As teen suicides rock nearby athletics communities, problems develop around athletes’ psychological well being
Julie Amato, a sports activities psychologist at Elite State of mind Sports and Princeton College, states that females athletes, in particular, battle with perfectionism. “In my working experience functioning with both equally male and woman higher education athletes, female athletes are extra preoccupied with comparing them selves to other individuals and are far more fearful of judgment and disapproval by other folks,” she mentioned. “They are inclined to enlarge their mistakes and shortcomings, and come to feel relieved alternatively of joyful when they succeed.”
Without a doubt, there are quite a few levels to my very own tale, but the overarching continual in the chaos of my trauma was my identity as a student-athlete and, finally, a runner. Other traumas, including my assault, compounded, and I made an consuming dysfunction, stress and anxiety and depression.
The athletic center in which I practiced was no for a longer period a put of relief but a stomping ground I feared. It was a reminder of the trauma I couldn’t method.
By my junior yr, I left the cross-state and observe workforce. Months afterwards, I was hospitalized and on suicide view, and eventually identified with bipolar despair. The good news is, my faculty had methods in spot to accommodate my schoolwork. Professors and administrators checked in on me weekly, and I experienced access to on-campus counseling. But not every single college has what mine did. And not every single athletic system has obtain to a sporting activities psychologist — a qualified I (and a lot of) desired the second I came to campus as a student-athlete.

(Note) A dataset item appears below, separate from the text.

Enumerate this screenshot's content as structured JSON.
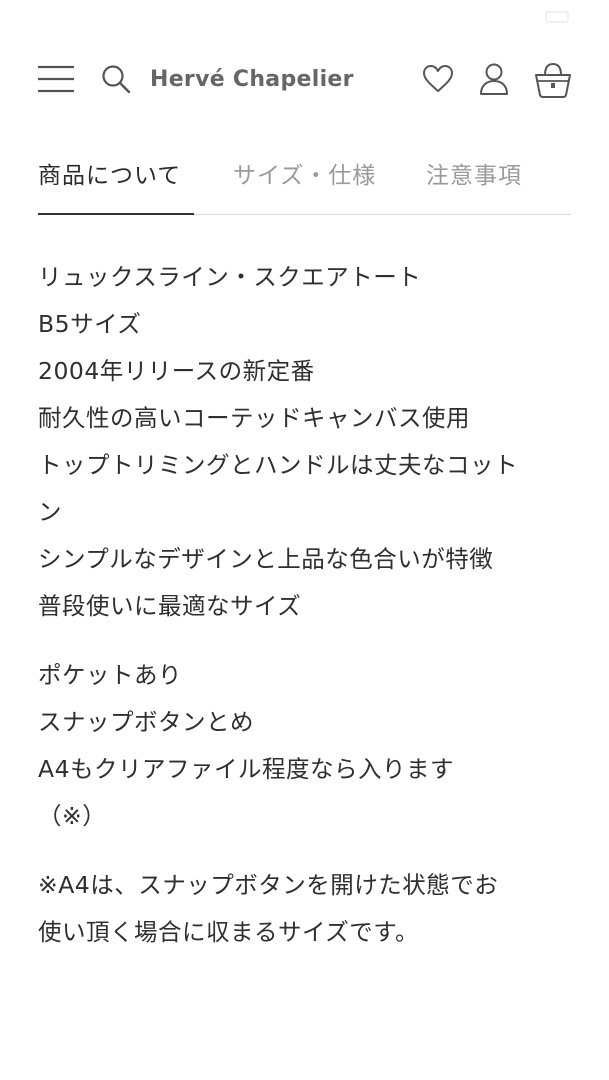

Back then, I did not know how to request for assist I did not want to allow folks down. But I was struggling so substantially that the expectation to contend at an elite degree was insurmountable. I’m grateful men and women knew to supply me with assistance. “Recognizing that you can end, you can arrive at out” is the initial stage to coming out on the other aspect, according to Nicholson.
Nicholson also states that truly helping student-athletes demands “athletes listening to from coaches, everyone, what the assets are and encouraging them to use these resources, when truly examining in with just about every other.”
Amato agrees that detecting signals early prospects to preserving lives. “Working to de-stigmatize trying to get aid in just athletics tradition is also a essential phase,” she reported. “Too usually we listen to there were no signs — which tells me the human being was probably battling internally but did not know how to chat about it, or what to do about it.”
But most of all, Amato suggests, individuals have to have to deal with university student-athletes as “humans to start with and foremost”: “We have to have to question about their everyday living outside the house of sport, present that you treatment about them and are invested in them regardless of how they conduct athletically.”
Walking absent from a activity that I genuinely beloved was, and nonetheless is, heartbreaking. But extra heartbreaking for me now are the tales of current student-athletes’ suffering. I sooner or later turned to advocacy do the job as a way to empower myself and some others, and I learned that quite a few additional were being battling with cases related to mine.
At Xavier, our stating was, “All for one and one particular for all.” To obtain correct change for athletes, it will acquire all of us — the NCAA, universities and other learners — to support one one more. Simply because every specific is worthy of saving.
If you or a person you know wants assist, simply call the National Suicide Avoidance Lifeline at 800-273-Converse (8255). You can also textual content a disaster counselor at 741741.
Devi Jags is a co-founder of Sambar Kitchen and an MFA creative creating prospect at Sarah Lawrence College.